■ **What you have to do**:
Please write out every record exactly, but keep any images out of it.

■ **Supplied data**:

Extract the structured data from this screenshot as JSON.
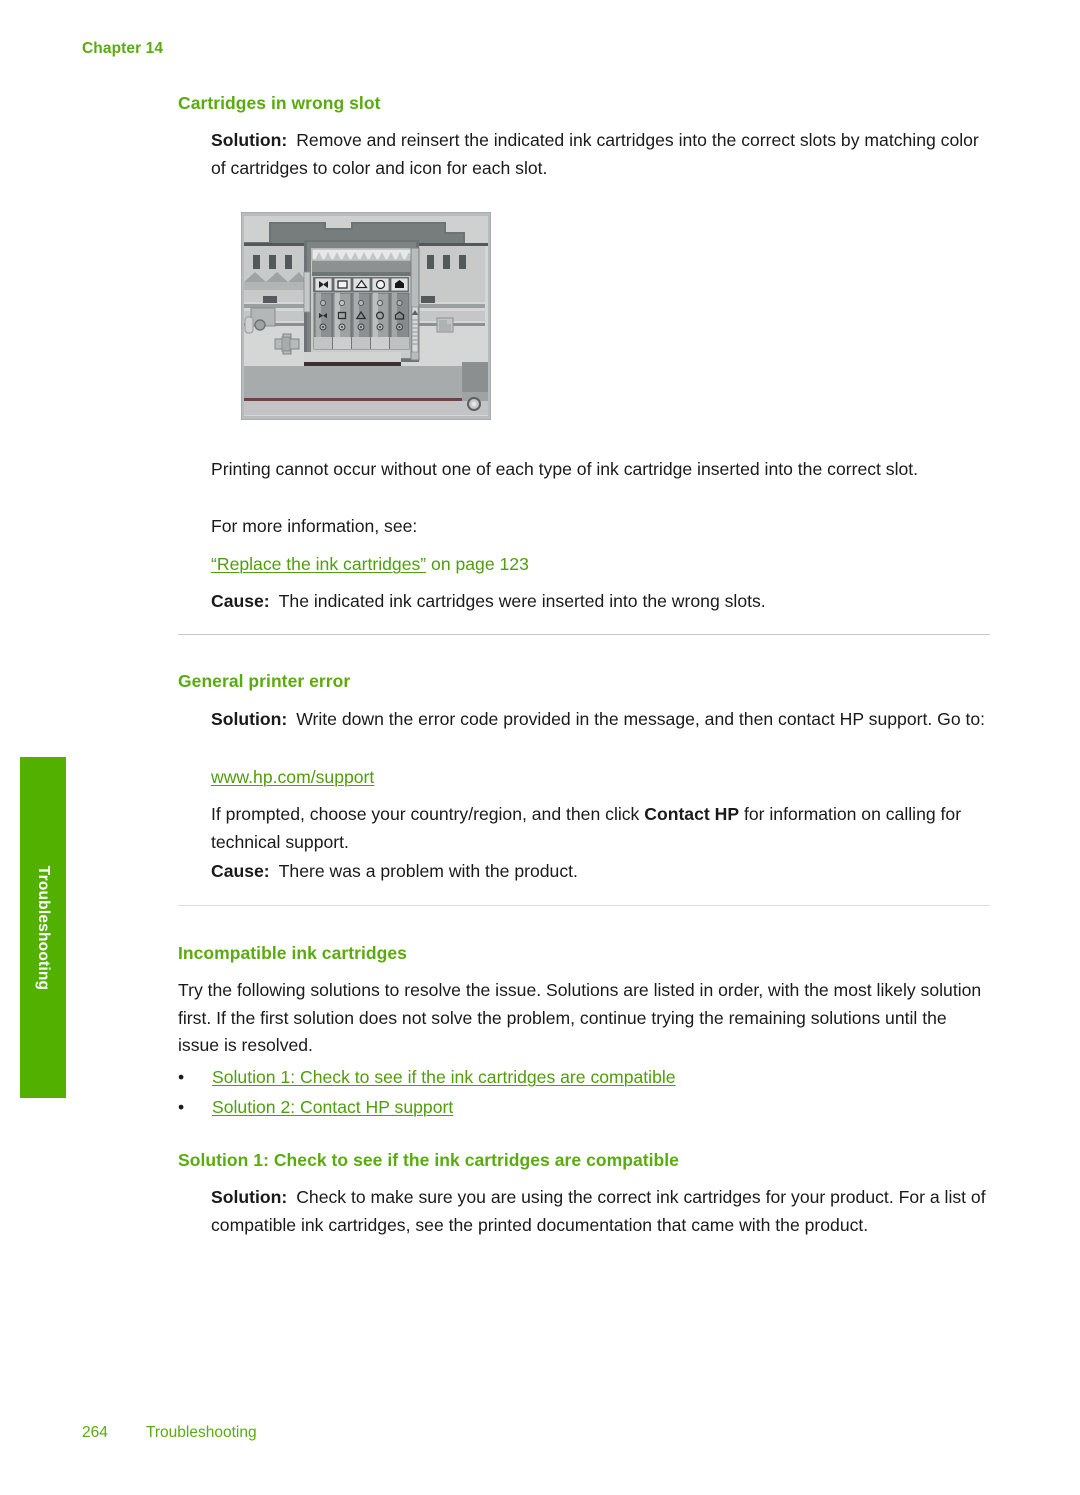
{
  "header": {
    "chapter": "Chapter 14"
  },
  "side_tab": {
    "label": "Troubleshooting",
    "color": "#52b000"
  },
  "colors": {
    "heading_green": "#5aab10",
    "link_green": "#4f9e0c",
    "tab_green": "#52b000",
    "rule_gray": "#c6c8c9",
    "body_black": "#1a1a1a"
  },
  "sections": [
    {
      "heading": "Cartridges in wrong slot",
      "solution_label": "Solution:",
      "solution_text": "Remove and reinsert the indicated ink cartridges into the correct slots by matching color of cartridges to color and icon for each slot.",
      "figure": {
        "alt": "printer-carriage-with-five-ink-cartridge-slots",
        "slot_icons": [
          "bowtie-icon",
          "square-icon",
          "triangle-icon",
          "circle-icon",
          "pentagon-icon"
        ]
      },
      "body_1": "Printing cannot occur without one of each type of ink cartridge inserted into the correct slot.",
      "body_2": "For more information, see:",
      "cross_reference": {
        "link_text": "“Replace the ink cartridges”",
        "tail_text": " on page 123"
      },
      "cause_label": "Cause:",
      "cause_text": "The indicated ink cartridges were inserted into the wrong slots."
    },
    {
      "heading": "General printer error",
      "solution_label": "Solution:",
      "solution_text": "Write down the error code provided in the message, and then contact HP support. Go to:",
      "url": "www.hp.com/support",
      "body_1_pre": "If prompted, choose your country/region, and then click ",
      "body_1_bold": "Contact HP",
      "body_1_post": " for information on calling for technical support.",
      "cause_label": "Cause:",
      "cause_text": "There was a problem with the product."
    },
    {
      "heading": "Incompatible ink cartridges",
      "intro": "Try the following solutions to resolve the issue. Solutions are listed in order, with the most likely solution first. If the first solution does not solve the problem, continue trying the remaining solutions until the issue is resolved.",
      "bullet_marker": "•",
      "links": [
        "Solution 1: Check to see if the ink cartridges are compatible",
        "Solution 2: Contact HP support"
      ],
      "sub_heading": "Solution 1: Check to see if the ink cartridges are compatible",
      "solution_label": "Solution:",
      "solution_text": "Check to make sure you are using the correct ink cartridges for your product. For a list of compatible ink cartridges, see the printed documentation that came with the product."
    }
  ],
  "footer": {
    "page_number": "264",
    "section_name": "Troubleshooting"
  }
}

■ **Exercise solution**:
Extract the structured data from this screenshot as JSON.
{
  "header": {
    "chapter": "Chapter 14"
  },
  "side_tab": {
    "label": "Troubleshooting",
    "color": "#52b000"
  },
  "colors": {
    "heading_green": "#5aab10",
    "link_green": "#4f9e0c",
    "tab_green": "#52b000",
    "rule_gray": "#c6c8c9",
    "body_black": "#1a1a1a"
  },
  "sections": [
    {
      "heading": "Cartridges in wrong slot",
      "solution_label": "Solution:",
      "solution_text": "Remove and reinsert the indicated ink cartridges into the correct slots by matching color of cartridges to color and icon for each slot.",
      "figure": {
        "alt": "printer-carriage-with-five-ink-cartridge-slots",
        "slot_icons": [
          "bowtie-icon",
          "square-icon",
          "triangle-icon",
          "circle-icon",
          "pentagon-icon"
        ]
      },
      "body_1": "Printing cannot occur without one of each type of ink cartridge inserted into the correct slot.",
      "body_2": "For more information, see:",
      "cross_reference": {
        "link_text": "“Replace the ink cartridges”",
        "tail_text": " on page 123"
      },
      "cause_label": "Cause:",
      "cause_text": "The indicated ink cartridges were inserted into the wrong slots."
    },
    {
      "heading": "General printer error",
      "solution_label": "Solution:",
      "solution_text": "Write down the error code provided in the message, and then contact HP support. Go to:",
      "url": "www.hp.com/support",
      "body_1_pre": "If prompted, choose your country/region, and then click ",
      "body_1_bold": "Contact HP",
      "body_1_post": " for information on calling for technical support.",
      "cause_label": "Cause:",
      "cause_text": "There was a problem with the product."
    },
    {
      "heading": "Incompatible ink cartridges",
      "intro": "Try the following solutions to resolve the issue. Solutions are listed in order, with the most likely solution first. If the first solution does not solve the problem, continue trying the remaining solutions until the issue is resolved.",
      "bullet_marker": "•",
      "links": [
        "Solution 1: Check to see if the ink cartridges are compatible",
        "Solution 2: Contact HP support"
      ],
      "sub_heading": "Solution 1: Check to see if the ink cartridges are compatible",
      "solution_label": "Solution:",
      "solution_text": "Check to make sure you are using the correct ink cartridges for your product. For a list of compatible ink cartridges, see the printed documentation that came with the product."
    }
  ],
  "footer": {
    "page_number": "264",
    "section_name": "Troubleshooting"
  }
}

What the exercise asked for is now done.